Barlow, Norman. Sainte-Beuve to Baudelaire: A Poetic Legacy. Durham, N.C.: Duke University Press, 1964. Analyzes the influence of Sainte-Beuve’s elaborate style and thematic preoccupations on Baudelaire’s poetry. The chapter on Volupté examines Amaury’s exploration of sensual and spiritual love. Although Barlow traces the spiritual journey, his didacticism is distracting.

Chadbourne, Richard. Charles-Augustin Sainte-Beuve. Boston: Twayne, 1977. A survey of Sainte-Beuve’s life and works. Reappraisal of Sainte-Beuve’s fiction and poetry. Discusses his literary criticism. The chapter on Volupté analyzes innovations in narrative technique and genre.

Lehmann, A. G. Sainte-Beuve: A Portrait of the Critic, 1804-1842. Oxford, England: Clarendon Press, 1962. Overview of the novel, emphasizing its failure to create convincing characters or to use dialogue effectively. The criticism is unbalanced, however, since Lehmann judges Volupté as a realist novel rather than as a Romantic confession.

Mulhauser, Ruth. Sainte-Beuve and Greco-Roman Antiquity. Cleveland: Press of Case Western Reserve University, 1969. Traces the classical sources of Sainte-Beuve’s literature and criticism. Greek and Roman culture combine Romantic revery and intellectual curiosity. Discusses Sainte-Beuve’s Hellenism, or love of physical beauty.

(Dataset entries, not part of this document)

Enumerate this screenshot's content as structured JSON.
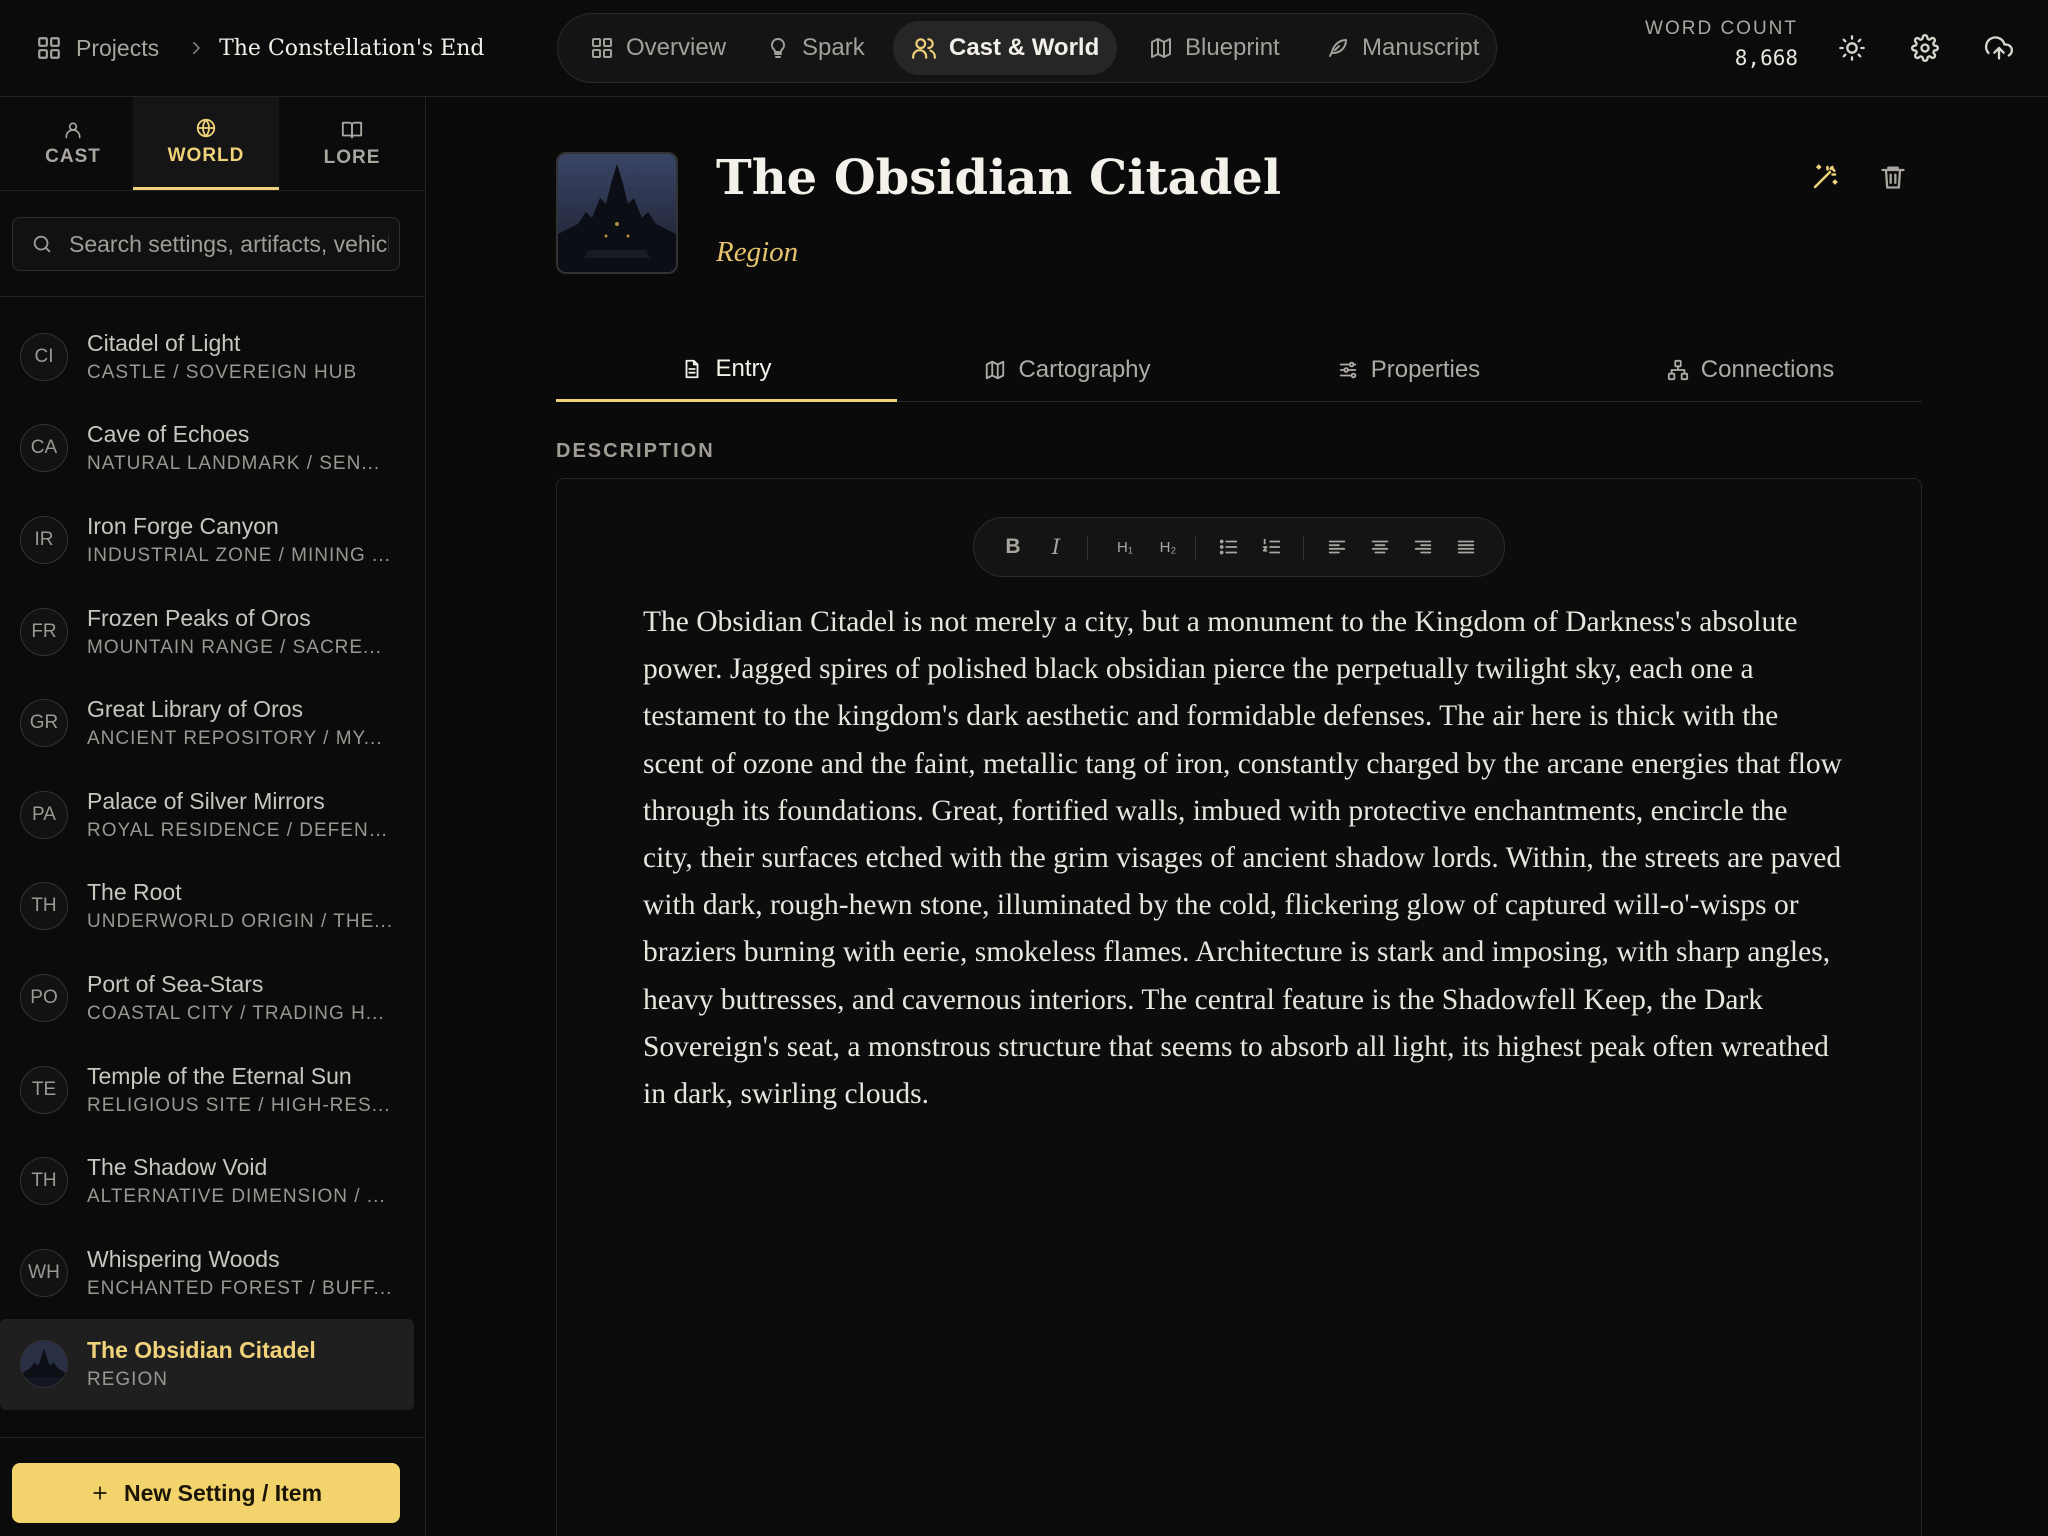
{
  "breadcrumb": {
    "projects_label": "Projects",
    "separator": "›",
    "current": "The Constellation's End"
  },
  "nav": {
    "tabs": [
      {
        "label": "Overview",
        "icon": "grid-icon"
      },
      {
        "label": "Spark",
        "icon": "lightbulb-icon"
      },
      {
        "label": "Cast & World",
        "icon": "users-icon",
        "active": true
      },
      {
        "label": "Blueprint",
        "icon": "map-icon"
      },
      {
        "label": "Manuscript",
        "icon": "feather-icon"
      }
    ]
  },
  "word_count": {
    "label": "WORD COUNT",
    "value": "8,668"
  },
  "top_icons": [
    "sun-icon",
    "gear-icon",
    "cloud-upload-icon"
  ],
  "sidebar": {
    "tabs": [
      {
        "label": "CAST",
        "icon": "person-icon"
      },
      {
        "label": "WORLD",
        "icon": "globe-icon",
        "active": true
      },
      {
        "label": "LORE",
        "icon": "book-icon"
      }
    ],
    "search_placeholder": "Search settings, artifacts, vehicles...",
    "items": [
      {
        "initials": "CI",
        "name": "Citadel of Light",
        "subtitle": "CASTLE / SOVEREIGN HUB"
      },
      {
        "initials": "CA",
        "name": "Cave of Echoes",
        "subtitle": "NATURAL LANDMARK / SEN..."
      },
      {
        "initials": "IR",
        "name": "Iron Forge Canyon",
        "subtitle": "INDUSTRIAL ZONE / MINING ..."
      },
      {
        "initials": "FR",
        "name": "Frozen Peaks of Oros",
        "subtitle": "MOUNTAIN RANGE / SACRE..."
      },
      {
        "initials": "GR",
        "name": "Great Library of Oros",
        "subtitle": "ANCIENT REPOSITORY / MY..."
      },
      {
        "initials": "PA",
        "name": "Palace of Silver Mirrors",
        "subtitle": "ROYAL RESIDENCE / DEFENS..."
      },
      {
        "initials": "TH",
        "name": "The Root",
        "subtitle": "UNDERWORLD ORIGIN / THE..."
      },
      {
        "initials": "PO",
        "name": "Port of Sea-Stars",
        "subtitle": "COASTAL CITY / TRADING H..."
      },
      {
        "initials": "TE",
        "name": "Temple of the Eternal Sun",
        "subtitle": "RELIGIOUS SITE / HIGH-RES..."
      },
      {
        "initials": "TH",
        "name": "The Shadow Void",
        "subtitle": "ALTERNATIVE DIMENSION / ..."
      },
      {
        "initials": "WH",
        "name": "Whispering Woods",
        "subtitle": "ENCHANTED FOREST / BUFF..."
      },
      {
        "initials": "",
        "name": "The Obsidian Citadel",
        "subtitle": "REGION",
        "active": true
      }
    ],
    "new_button": "New Setting / Item"
  },
  "entry": {
    "title": "The Obsidian Citadel",
    "type": "Region",
    "tabs": [
      {
        "label": "Entry",
        "icon": "document-icon",
        "active": true
      },
      {
        "label": "Cartography",
        "icon": "map-icon"
      },
      {
        "label": "Properties",
        "icon": "sliders-icon"
      },
      {
        "label": "Connections",
        "icon": "network-icon"
      }
    ],
    "section_label": "DESCRIPTION",
    "toolbar": {
      "bold": "B",
      "italic": "I",
      "h1": "H₁",
      "h2": "H₂"
    },
    "description": "The Obsidian Citadel is not merely a city, but a monument to the Kingdom of Darkness's absolute power. Jagged spires of polished black obsidian pierce the perpetually twilight sky, each one a testament to the kingdom's dark aesthetic and formidable defenses. The air here is thick with the scent of ozone and the faint, metallic tang of iron, constantly charged by the arcane energies that flow through its foundations. Great, fortified walls, imbued with protective enchantments, encircle the city, their surfaces etched with the grim visages of ancient shadow lords. Within, the streets are paved with dark, rough-hewn stone, illuminated by the cold, flickering glow of captured will-o'-wisps or braziers burning with eerie, smokeless flames. Architecture is stark and imposing, with sharp angles, heavy buttresses, and cavernous interiors. The central feature is the Shadowfell Keep, the Dark Sovereign's seat, a monstrous structure that seems to absorb all light, its highest peak often wreathed in dark, swirling clouds."
  },
  "colors": {
    "accent": "#f0d27a",
    "background": "#0a0a0a",
    "button": "#f3d36b"
  }
}
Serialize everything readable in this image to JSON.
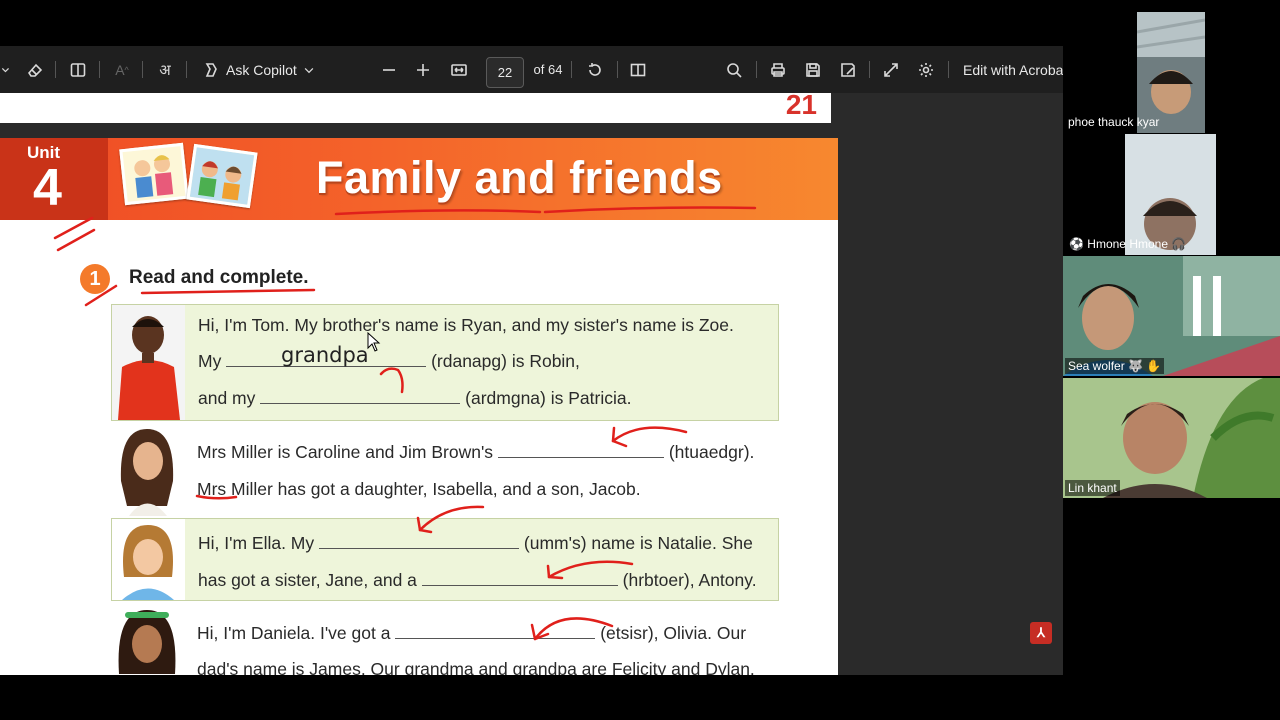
{
  "toolbar": {
    "copilot_label": "Ask Copilot",
    "page_current": "22",
    "page_total": "of 64",
    "edit_label": "Edit with Acroba"
  },
  "document": {
    "prev_page_number": "21",
    "unit_label": "Unit",
    "unit_number": "4",
    "title": "Family and friends",
    "exercise_number": "1",
    "exercise_title": "Read and complete.",
    "rows": [
      {
        "lines": [
          "Hi, I'm Tom. My brother's name is Ryan, and my sister's name is Zoe.",
          "My",
          "(rdanapg) is Robin,",
          "and my",
          "(ardmgna) is Patricia."
        ],
        "handwritten_answer": "grandpa"
      },
      {
        "lines": [
          "Mrs Miller is Caroline and Jim Brown's",
          "(htuaedgr).",
          "Mrs Miller has got a daughter, Isabella, and a son, Jacob."
        ]
      },
      {
        "lines": [
          "Hi, I'm Ella. My",
          "(umm's) name is Natalie. She",
          "has got a sister, Jane, and a",
          "(hrbtoer), Antony."
        ]
      },
      {
        "lines": [
          "Hi, I'm Daniela. I've got a",
          "(etsisr), Olivia. Our",
          "dad's name is James. Our grandma and grandpa are Felicity and Dylan."
        ]
      }
    ]
  },
  "participants": [
    {
      "name": "phoe thauck kyar"
    },
    {
      "name": "Hmone Hmone"
    },
    {
      "name": "Sea wolfer"
    },
    {
      "name": "Lin khant"
    }
  ],
  "colors": {
    "banner": "#f4632a",
    "accent_red": "#d8322b",
    "row_green": "#eef5da",
    "ink_red": "#e0201b"
  }
}
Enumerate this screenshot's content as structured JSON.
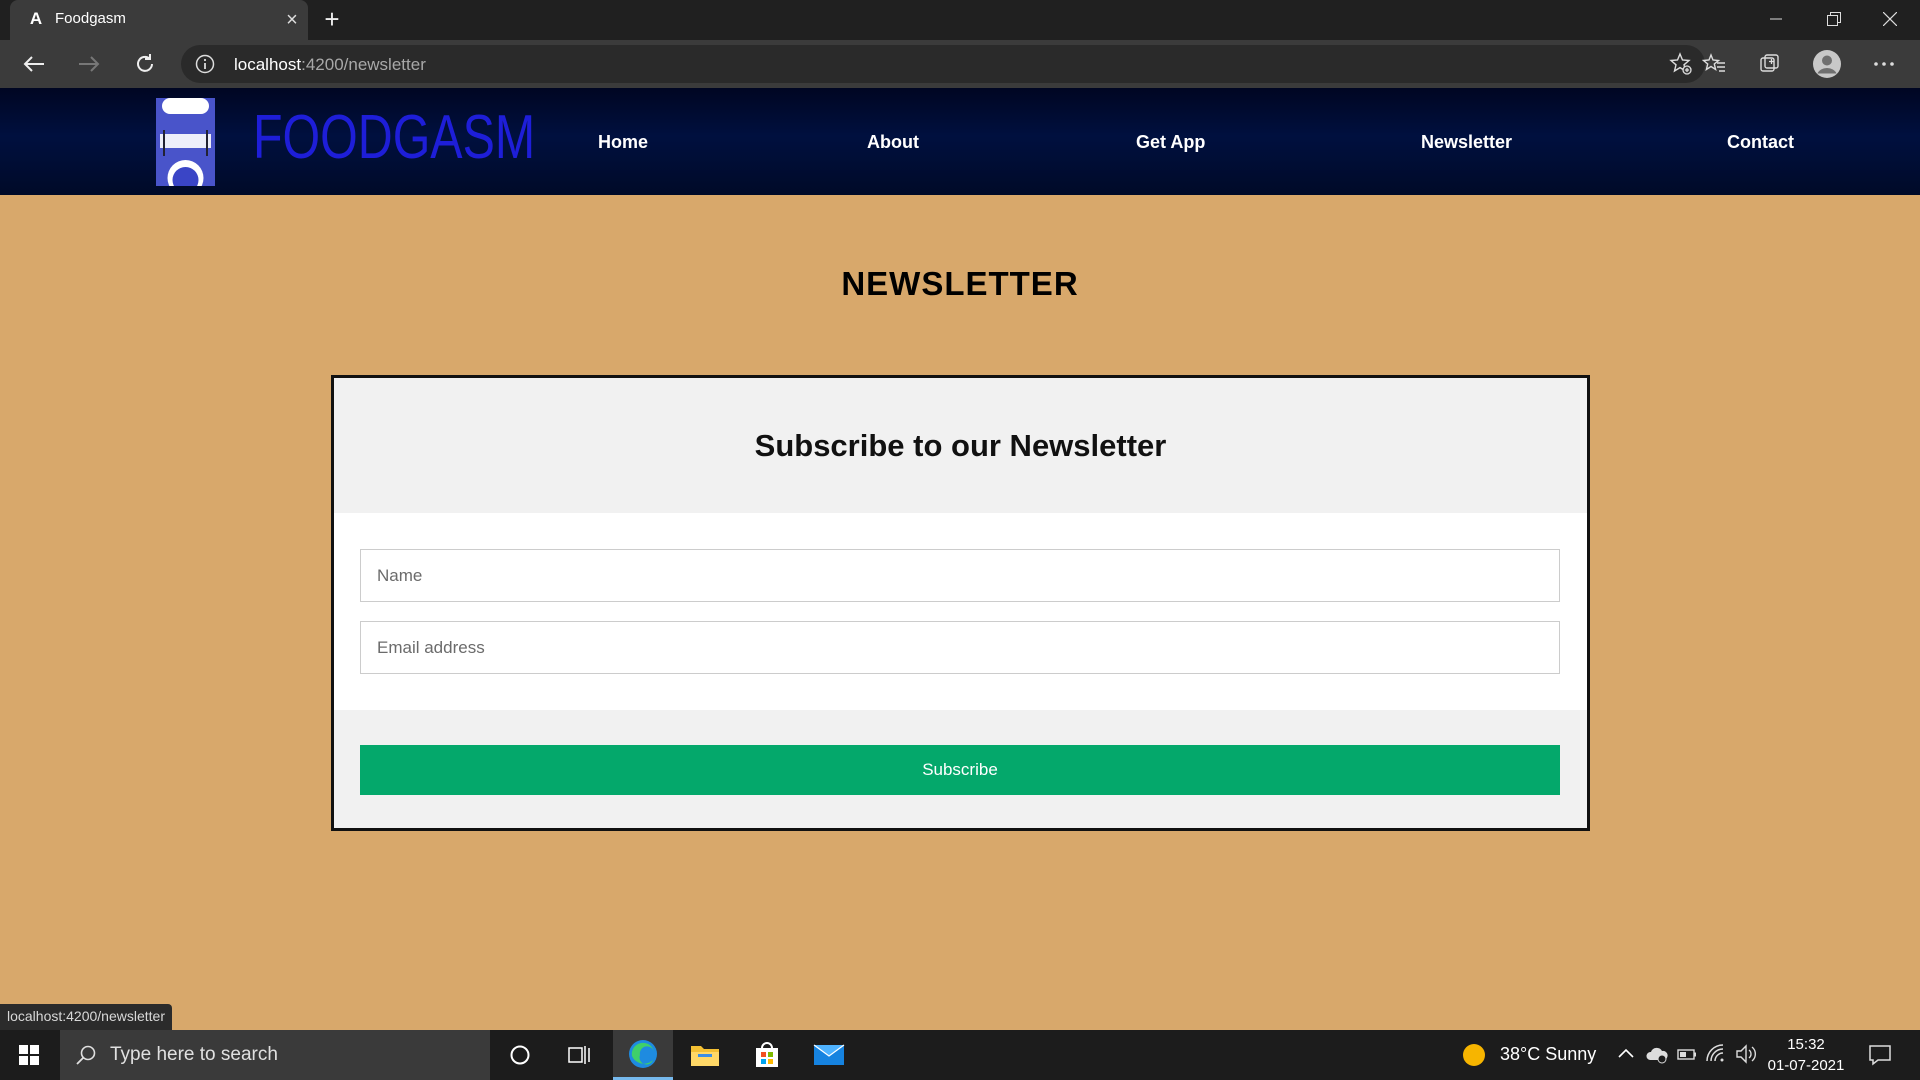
{
  "browser": {
    "tab_title": "Foodgasm",
    "tab_favicon": "A",
    "url_host": "localhost",
    "url_path": ":4200/newsletter",
    "status_url": "localhost:4200/newsletter"
  },
  "site": {
    "brand": "FOODGASM",
    "nav": [
      {
        "label": "Home"
      },
      {
        "label": "About"
      },
      {
        "label": "Get App"
      },
      {
        "label": "Newsletter"
      },
      {
        "label": "Contact"
      }
    ]
  },
  "page": {
    "title": "NEWSLETTER",
    "card_heading": "Subscribe to our Newsletter",
    "name_placeholder": "Name",
    "email_placeholder": "Email address",
    "subscribe_label": "Subscribe"
  },
  "taskbar": {
    "search_placeholder": "Type here to search",
    "weather": "38°C  Sunny",
    "time": "15:32",
    "date": "01-07-2021"
  },
  "colors": {
    "page_bg": "#d8a86b",
    "brand": "#1e1ed8",
    "subscribe": "#04a86b"
  }
}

Nicolson, Harold. Sainte-Beuve. London: Constable, 1957. Surveys Sainte-Beuve’s work. The chapter on Volupté considers the novel as a representation of the love triangle of Sainte-Beuve, Adèle Hugo, and Victor Hugo, but also analyzes the prose style and thematic unity of the work.